• _TASK OBJECTIVE_:
From the records that follow, copy every line in which "JSON" appears.

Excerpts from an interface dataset

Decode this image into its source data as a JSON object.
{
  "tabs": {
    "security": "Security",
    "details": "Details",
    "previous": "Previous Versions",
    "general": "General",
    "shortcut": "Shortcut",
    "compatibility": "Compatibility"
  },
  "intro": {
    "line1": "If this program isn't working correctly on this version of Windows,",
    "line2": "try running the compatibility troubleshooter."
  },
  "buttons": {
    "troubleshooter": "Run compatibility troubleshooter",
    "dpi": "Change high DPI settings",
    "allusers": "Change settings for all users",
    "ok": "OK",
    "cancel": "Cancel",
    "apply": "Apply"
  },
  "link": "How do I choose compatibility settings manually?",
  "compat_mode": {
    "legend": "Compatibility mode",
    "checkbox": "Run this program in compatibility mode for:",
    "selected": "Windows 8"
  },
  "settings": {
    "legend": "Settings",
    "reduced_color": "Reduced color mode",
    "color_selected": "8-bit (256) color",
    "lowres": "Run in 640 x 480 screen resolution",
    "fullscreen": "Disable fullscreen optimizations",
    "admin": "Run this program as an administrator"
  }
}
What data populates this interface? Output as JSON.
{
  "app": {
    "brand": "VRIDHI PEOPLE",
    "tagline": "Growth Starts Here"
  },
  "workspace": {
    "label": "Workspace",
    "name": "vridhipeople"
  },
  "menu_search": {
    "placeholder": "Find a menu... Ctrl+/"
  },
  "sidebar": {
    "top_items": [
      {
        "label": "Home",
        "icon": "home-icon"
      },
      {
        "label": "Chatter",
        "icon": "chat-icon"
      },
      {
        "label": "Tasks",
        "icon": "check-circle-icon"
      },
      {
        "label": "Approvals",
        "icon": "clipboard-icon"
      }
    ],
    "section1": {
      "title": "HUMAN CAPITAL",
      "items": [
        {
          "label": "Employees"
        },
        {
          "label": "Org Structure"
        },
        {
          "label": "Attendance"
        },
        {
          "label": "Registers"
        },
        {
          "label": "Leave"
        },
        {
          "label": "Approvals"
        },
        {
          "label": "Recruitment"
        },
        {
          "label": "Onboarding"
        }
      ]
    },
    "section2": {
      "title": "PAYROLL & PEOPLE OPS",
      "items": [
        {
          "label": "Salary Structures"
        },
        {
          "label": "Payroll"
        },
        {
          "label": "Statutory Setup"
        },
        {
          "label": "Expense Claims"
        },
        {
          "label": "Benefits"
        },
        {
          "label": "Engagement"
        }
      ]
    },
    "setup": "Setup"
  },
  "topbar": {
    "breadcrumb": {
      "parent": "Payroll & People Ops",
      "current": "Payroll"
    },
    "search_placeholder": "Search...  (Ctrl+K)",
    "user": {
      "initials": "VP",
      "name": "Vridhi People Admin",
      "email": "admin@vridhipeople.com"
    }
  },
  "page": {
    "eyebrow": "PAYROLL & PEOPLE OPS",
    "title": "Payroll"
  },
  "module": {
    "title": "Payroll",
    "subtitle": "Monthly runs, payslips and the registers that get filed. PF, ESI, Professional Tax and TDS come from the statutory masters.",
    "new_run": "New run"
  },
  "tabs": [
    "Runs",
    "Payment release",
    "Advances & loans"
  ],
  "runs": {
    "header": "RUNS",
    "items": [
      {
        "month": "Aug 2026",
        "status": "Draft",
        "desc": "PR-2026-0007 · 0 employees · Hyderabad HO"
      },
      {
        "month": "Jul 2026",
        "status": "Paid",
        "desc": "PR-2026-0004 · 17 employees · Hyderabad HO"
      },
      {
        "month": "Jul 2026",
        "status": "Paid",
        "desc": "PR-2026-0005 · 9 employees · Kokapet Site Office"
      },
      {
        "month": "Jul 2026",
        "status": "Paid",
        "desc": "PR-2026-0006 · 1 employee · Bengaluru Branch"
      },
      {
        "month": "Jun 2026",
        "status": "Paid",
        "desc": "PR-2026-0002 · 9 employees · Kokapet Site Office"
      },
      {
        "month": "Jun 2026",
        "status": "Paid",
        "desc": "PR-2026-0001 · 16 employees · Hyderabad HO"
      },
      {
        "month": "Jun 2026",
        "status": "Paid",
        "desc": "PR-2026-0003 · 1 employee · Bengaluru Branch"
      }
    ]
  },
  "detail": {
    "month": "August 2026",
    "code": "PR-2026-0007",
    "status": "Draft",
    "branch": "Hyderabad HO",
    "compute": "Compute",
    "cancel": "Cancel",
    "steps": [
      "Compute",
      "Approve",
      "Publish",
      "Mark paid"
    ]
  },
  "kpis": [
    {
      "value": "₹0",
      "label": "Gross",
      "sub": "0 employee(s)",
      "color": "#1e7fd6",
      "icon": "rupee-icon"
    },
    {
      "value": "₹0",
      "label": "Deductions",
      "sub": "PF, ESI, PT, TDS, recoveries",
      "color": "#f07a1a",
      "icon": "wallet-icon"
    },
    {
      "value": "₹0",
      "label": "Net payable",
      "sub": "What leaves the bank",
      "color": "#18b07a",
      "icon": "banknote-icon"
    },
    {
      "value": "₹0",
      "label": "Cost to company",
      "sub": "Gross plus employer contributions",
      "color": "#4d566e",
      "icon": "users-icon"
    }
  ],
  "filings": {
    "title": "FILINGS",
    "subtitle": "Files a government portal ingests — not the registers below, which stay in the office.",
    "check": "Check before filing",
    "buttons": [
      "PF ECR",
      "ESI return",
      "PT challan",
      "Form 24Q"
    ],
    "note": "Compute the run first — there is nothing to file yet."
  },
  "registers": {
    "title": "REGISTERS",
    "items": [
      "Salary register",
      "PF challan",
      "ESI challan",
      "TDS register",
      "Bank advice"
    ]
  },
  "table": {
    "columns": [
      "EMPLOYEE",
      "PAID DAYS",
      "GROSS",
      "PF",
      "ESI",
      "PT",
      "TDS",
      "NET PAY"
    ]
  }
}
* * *
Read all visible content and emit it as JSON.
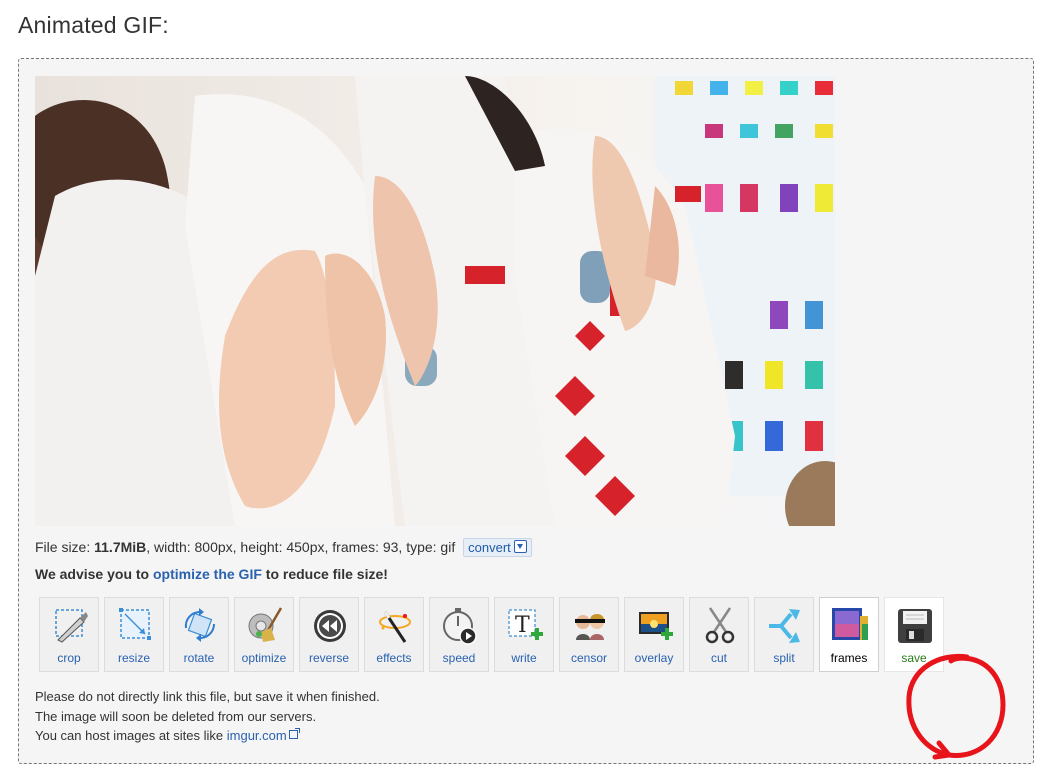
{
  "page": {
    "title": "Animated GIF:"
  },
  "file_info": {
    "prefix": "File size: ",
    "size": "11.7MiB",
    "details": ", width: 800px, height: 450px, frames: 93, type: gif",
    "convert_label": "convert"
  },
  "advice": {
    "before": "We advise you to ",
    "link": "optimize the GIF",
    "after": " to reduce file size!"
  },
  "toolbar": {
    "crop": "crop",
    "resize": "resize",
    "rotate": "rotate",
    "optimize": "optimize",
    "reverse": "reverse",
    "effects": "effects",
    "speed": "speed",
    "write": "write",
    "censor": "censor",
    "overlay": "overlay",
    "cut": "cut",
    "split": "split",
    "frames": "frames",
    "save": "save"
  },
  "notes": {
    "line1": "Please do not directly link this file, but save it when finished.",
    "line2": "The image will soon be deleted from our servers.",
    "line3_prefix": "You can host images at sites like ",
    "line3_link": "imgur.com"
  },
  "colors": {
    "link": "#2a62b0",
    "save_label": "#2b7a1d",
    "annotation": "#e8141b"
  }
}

• _RESPONSE_:
Decode this image into its source data as a JSON object.
What data populates this interface? Output as JSON.
Read all visible content and emit it as JSON.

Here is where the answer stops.